_Task item_
Repeat the full listing below verbatim and keep the images out.

_Dataset entries_
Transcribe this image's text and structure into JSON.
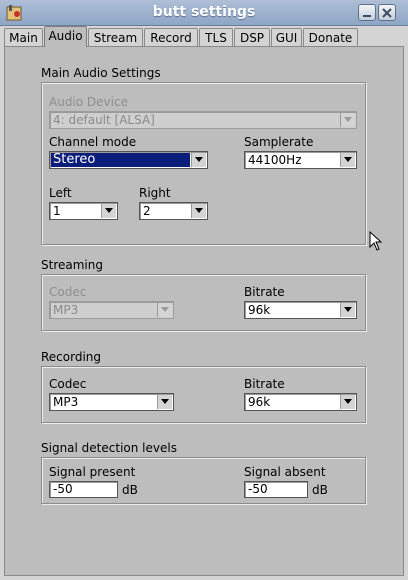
{
  "window": {
    "title": "butt settings",
    "buttons": {
      "minimize": "minimize-icon",
      "maximize": "maximize-icon",
      "close": "close-icon"
    }
  },
  "tabs": [
    {
      "label": "Main"
    },
    {
      "label": "Audio",
      "active": true
    },
    {
      "label": "Stream"
    },
    {
      "label": "Record"
    },
    {
      "label": "TLS"
    },
    {
      "label": "DSP"
    },
    {
      "label": "GUI"
    },
    {
      "label": "Donate"
    }
  ],
  "main_audio": {
    "group_label": "Main Audio Settings",
    "audio_device": {
      "label": "Audio Device",
      "value": "4: default [ALSA]",
      "enabled": false
    },
    "channel_mode": {
      "label": "Channel mode",
      "value": "Stereo"
    },
    "samplerate": {
      "label": "Samplerate",
      "value": "44100Hz"
    },
    "left": {
      "label": "Left",
      "value": "1"
    },
    "right": {
      "label": "Right",
      "value": "2"
    }
  },
  "streaming": {
    "group_label": "Streaming",
    "codec": {
      "label": "Codec",
      "value": "MP3",
      "enabled": false
    },
    "bitrate": {
      "label": "Bitrate",
      "value": "96k"
    }
  },
  "recording": {
    "group_label": "Recording",
    "codec": {
      "label": "Codec",
      "value": "MP3"
    },
    "bitrate": {
      "label": "Bitrate",
      "value": "96k"
    }
  },
  "signal_detection": {
    "group_label": "Signal detection levels",
    "present": {
      "label": "Signal present",
      "value": "-50",
      "unit": "dB"
    },
    "absent": {
      "label": "Signal absent",
      "value": "-50",
      "unit": "dB"
    }
  },
  "colors": {
    "titlebar": "#9fb3cf",
    "selection": "#0b1f7a",
    "panel": "#bdbdbd"
  }
}
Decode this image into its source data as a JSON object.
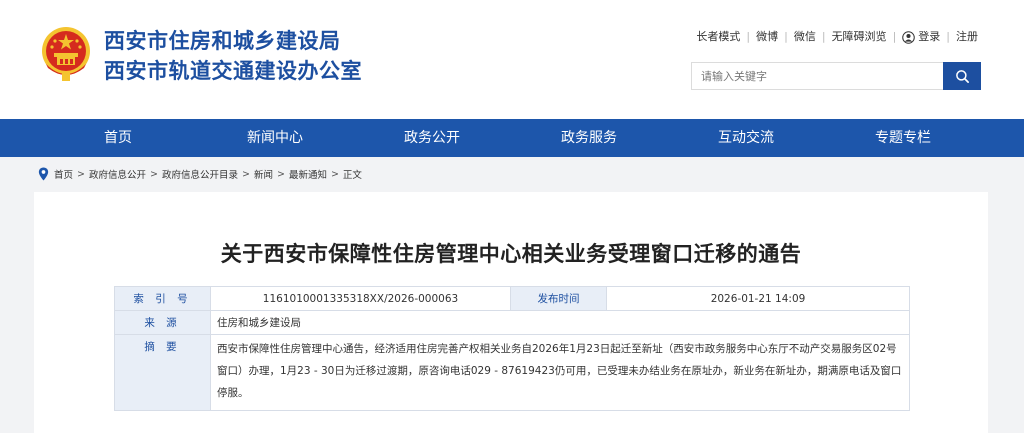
{
  "header": {
    "title_line1": "西安市住房和城乡建设局",
    "title_line2": "西安市轨道交通建设办公室",
    "top_links": {
      "elder_mode": "长者模式",
      "weibo": "微博",
      "wechat": "微信",
      "accessible": "无障碍浏览",
      "login": "登录",
      "register": "注册"
    },
    "search": {
      "placeholder": "请输入关键字"
    }
  },
  "nav": [
    "首页",
    "新闻中心",
    "政务公开",
    "政务服务",
    "互动交流",
    "专题专栏"
  ],
  "breadcrumb": [
    "首页",
    "政府信息公开",
    "政府信息公开目录",
    "新闻",
    "最新通知",
    "正文"
  ],
  "article": {
    "title": "关于西安市保障性住房管理中心相关业务受理窗口迁移的通告",
    "meta": {
      "index_label": "索 引 号",
      "index_value": "1161010001335318XX/2026-000063",
      "date_label": "发布时间",
      "date_value": "2026-01-21 14:09",
      "source_label": "来 源",
      "source_value": "住房和城乡建设局",
      "abstract_label": "摘 要",
      "abstract_value": "西安市保障性住房管理中心通告，经济适用住房完善产权相关业务自2026年1月23日起迁至新址（西安市政务服务中心东厅不动产交易服务区02号窗口）办理，1月23 - 30日为迁移过渡期，原咨询电话029 - 87619423仍可用，已受理未办结业务在原址办，新业务在新址办，期满原电话及窗口停服。"
    }
  },
  "colors": {
    "brand_blue": "#1d4fa0",
    "nav_blue": "#1d56ab",
    "emblem_red": "#d52b1e",
    "emblem_gold": "#f4c430"
  },
  "icons": [
    "national-emblem-icon",
    "user-icon",
    "search-icon",
    "location-pin-icon"
  ]
}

_Exercise result_
Transcribe this image's text and structure into JSON.
{
  "window": {
    "title": "butt settings",
    "buttons": {
      "minimize": "minimize-icon",
      "maximize": "maximize-icon",
      "close": "close-icon"
    }
  },
  "tabs": [
    {
      "label": "Main"
    },
    {
      "label": "Audio",
      "active": true
    },
    {
      "label": "Stream"
    },
    {
      "label": "Record"
    },
    {
      "label": "TLS"
    },
    {
      "label": "DSP"
    },
    {
      "label": "GUI"
    },
    {
      "label": "Donate"
    }
  ],
  "main_audio": {
    "group_label": "Main Audio Settings",
    "audio_device": {
      "label": "Audio Device",
      "value": "4: default [ALSA]",
      "enabled": false
    },
    "channel_mode": {
      "label": "Channel mode",
      "value": "Stereo"
    },
    "samplerate": {
      "label": "Samplerate",
      "value": "44100Hz"
    },
    "left": {
      "label": "Left",
      "value": "1"
    },
    "right": {
      "label": "Right",
      "value": "2"
    }
  },
  "streaming": {
    "group_label": "Streaming",
    "codec": {
      "label": "Codec",
      "value": "MP3",
      "enabled": false
    },
    "bitrate": {
      "label": "Bitrate",
      "value": "96k"
    }
  },
  "recording": {
    "group_label": "Recording",
    "codec": {
      "label": "Codec",
      "value": "MP3"
    },
    "bitrate": {
      "label": "Bitrate",
      "value": "96k"
    }
  },
  "signal_detection": {
    "group_label": "Signal detection levels",
    "present": {
      "label": "Signal present",
      "value": "-50",
      "unit": "dB"
    },
    "absent": {
      "label": "Signal absent",
      "value": "-50",
      "unit": "dB"
    }
  },
  "colors": {
    "titlebar": "#9fb3cf",
    "selection": "#0b1f7a",
    "panel": "#bdbdbd"
  }
}
Decode this image into its source data as a JSON object.
{
  "header": {
    "title_line1": "西安市住房和城乡建设局",
    "title_line2": "西安市轨道交通建设办公室",
    "top_links": {
      "elder_mode": "长者模式",
      "weibo": "微博",
      "wechat": "微信",
      "accessible": "无障碍浏览",
      "login": "登录",
      "register": "注册"
    },
    "search": {
      "placeholder": "请输入关键字"
    }
  },
  "nav": [
    "首页",
    "新闻中心",
    "政务公开",
    "政务服务",
    "互动交流",
    "专题专栏"
  ],
  "breadcrumb": [
    "首页",
    "政府信息公开",
    "政府信息公开目录",
    "新闻",
    "最新通知",
    "正文"
  ],
  "article": {
    "title": "关于西安市保障性住房管理中心相关业务受理窗口迁移的通告",
    "meta": {
      "index_label": "索 引 号",
      "index_value": "1161010001335318XX/2026-000063",
      "date_label": "发布时间",
      "date_value": "2026-01-21 14:09",
      "source_label": "来 源",
      "source_value": "住房和城乡建设局",
      "abstract_label": "摘 要",
      "abstract_value": "西安市保障性住房管理中心通告，经济适用住房完善产权相关业务自2026年1月23日起迁至新址（西安市政务服务中心东厅不动产交易服务区02号窗口）办理，1月23 - 30日为迁移过渡期，原咨询电话029 - 87619423仍可用，已受理未办结业务在原址办，新业务在新址办，期满原电话及窗口停服。"
    }
  },
  "colors": {
    "brand_blue": "#1d4fa0",
    "nav_blue": "#1d56ab",
    "emblem_red": "#d52b1e",
    "emblem_gold": "#f4c430"
  },
  "icons": [
    "national-emblem-icon",
    "user-icon",
    "search-icon",
    "location-pin-icon"
  ]
}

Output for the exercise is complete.